The first excerpt represents the past or something you must release, and is drawn from Robinson Crusoe by Daniel Defoe:

of nothing then but the hill falling upon my tent and all my household goods, and burying all at once; and this sunk my very soul within me a second time.

After the third shock was over, and I felt no more for some time, I began to take courage; and yet I had not heart enough to go over my wall again, for fear of being buried alive, but sat still upon the ground greatly cast down and disconsolate, not knowing what to do. All this while I had not the least serious religious thought; nothing but the common "Lord have mercy upon me!" and when it was over that went away too.

While I sat thus, I found the air overcast and grow cloudy, as if

Robinson Crusoe
The second excerpt represents the present or the deciding factor of the moment, and is drawn from Dawn O'Hara, The Girl Who Laughed by Edna Ferber:

woman, gravely thoughtful, with the light of devotion glowing in his steady eyes.

"Here's richness," said I, like the fat boy in Pickwick Papers. And I thanked God for the new energy which had sent me to this lovely city by the lake. I thanked Him that I had not been content to remain a burden to Max and Norah, growing sour and crabbed with the years.
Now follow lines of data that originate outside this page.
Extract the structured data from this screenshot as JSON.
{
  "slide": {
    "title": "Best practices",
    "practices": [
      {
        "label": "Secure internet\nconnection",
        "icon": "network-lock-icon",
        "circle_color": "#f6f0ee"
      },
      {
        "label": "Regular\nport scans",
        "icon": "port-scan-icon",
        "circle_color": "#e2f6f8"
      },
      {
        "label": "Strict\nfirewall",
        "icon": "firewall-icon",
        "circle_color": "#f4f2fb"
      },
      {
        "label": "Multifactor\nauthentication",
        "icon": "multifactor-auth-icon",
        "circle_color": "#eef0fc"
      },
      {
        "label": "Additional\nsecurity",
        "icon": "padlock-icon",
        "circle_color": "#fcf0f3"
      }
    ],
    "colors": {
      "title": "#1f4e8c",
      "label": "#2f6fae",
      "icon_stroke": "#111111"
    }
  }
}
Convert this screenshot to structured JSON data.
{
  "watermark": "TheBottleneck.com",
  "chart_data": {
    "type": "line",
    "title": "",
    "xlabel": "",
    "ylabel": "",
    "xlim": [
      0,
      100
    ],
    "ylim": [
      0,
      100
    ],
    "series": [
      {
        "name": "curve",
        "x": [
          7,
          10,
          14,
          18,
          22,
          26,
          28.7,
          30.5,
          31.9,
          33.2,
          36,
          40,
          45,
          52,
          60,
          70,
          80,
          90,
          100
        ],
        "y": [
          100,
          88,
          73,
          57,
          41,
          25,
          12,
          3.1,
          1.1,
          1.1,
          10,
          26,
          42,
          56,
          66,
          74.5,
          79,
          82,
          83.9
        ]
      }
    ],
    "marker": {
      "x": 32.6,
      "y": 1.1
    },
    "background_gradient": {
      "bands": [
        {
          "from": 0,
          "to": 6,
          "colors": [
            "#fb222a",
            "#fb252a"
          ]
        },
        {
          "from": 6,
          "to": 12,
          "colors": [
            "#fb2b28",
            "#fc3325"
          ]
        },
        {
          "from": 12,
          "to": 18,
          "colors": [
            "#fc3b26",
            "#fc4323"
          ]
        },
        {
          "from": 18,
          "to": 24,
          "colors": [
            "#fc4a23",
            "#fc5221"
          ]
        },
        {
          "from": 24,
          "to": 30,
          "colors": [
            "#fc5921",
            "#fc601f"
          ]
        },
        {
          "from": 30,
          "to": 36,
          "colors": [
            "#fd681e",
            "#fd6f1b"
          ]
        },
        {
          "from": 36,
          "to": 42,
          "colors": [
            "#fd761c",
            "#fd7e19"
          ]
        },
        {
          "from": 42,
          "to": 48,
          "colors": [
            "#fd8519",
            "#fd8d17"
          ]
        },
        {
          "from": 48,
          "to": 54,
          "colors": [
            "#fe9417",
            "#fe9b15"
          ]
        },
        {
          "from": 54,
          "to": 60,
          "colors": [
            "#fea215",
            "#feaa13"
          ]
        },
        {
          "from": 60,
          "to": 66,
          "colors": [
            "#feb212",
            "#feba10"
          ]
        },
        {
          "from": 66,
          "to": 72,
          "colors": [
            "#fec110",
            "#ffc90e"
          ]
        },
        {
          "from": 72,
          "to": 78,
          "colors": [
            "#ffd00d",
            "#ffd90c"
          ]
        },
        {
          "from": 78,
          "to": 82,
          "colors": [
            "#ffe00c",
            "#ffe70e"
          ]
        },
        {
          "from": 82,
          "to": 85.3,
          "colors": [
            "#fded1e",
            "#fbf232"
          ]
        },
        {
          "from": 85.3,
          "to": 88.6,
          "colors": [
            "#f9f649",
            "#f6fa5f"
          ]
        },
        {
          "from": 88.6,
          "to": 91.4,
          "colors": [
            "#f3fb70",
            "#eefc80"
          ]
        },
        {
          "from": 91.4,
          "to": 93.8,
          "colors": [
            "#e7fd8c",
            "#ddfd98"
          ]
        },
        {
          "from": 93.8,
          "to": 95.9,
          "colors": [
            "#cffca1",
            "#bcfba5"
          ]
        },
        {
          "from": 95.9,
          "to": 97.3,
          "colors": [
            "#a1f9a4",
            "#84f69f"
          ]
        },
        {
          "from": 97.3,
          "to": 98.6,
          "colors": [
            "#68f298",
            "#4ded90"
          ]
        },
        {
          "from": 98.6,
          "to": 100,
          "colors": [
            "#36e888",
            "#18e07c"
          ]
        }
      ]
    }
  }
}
Those years of work and buffeting had made of me a broader, finer, truer type of womanhood--had caused me to forget my own little tragedy in contemplating the great human comedy. And so I made a little prayer there

The third excerpt represents the future or something you must embrace, and is drawn from Songs of Innocence and Experience by William Blake:

And priests in black gowns were walking their rounds, And binding with briars my joys and desires.


Dear mother, dear mother, the Church is cold; But the Alehouse is healthy, and pleasant, and warm. Besides, I can tell where I am used well; Such usage in heaven will never do well.

But, if at the Church they would give us some ale, And a pleasant fire our souls to regale, We'd sing and we'd pray all the livelong day, Nor ever once wish from the Church to stray.

Songs of Innocence and Experience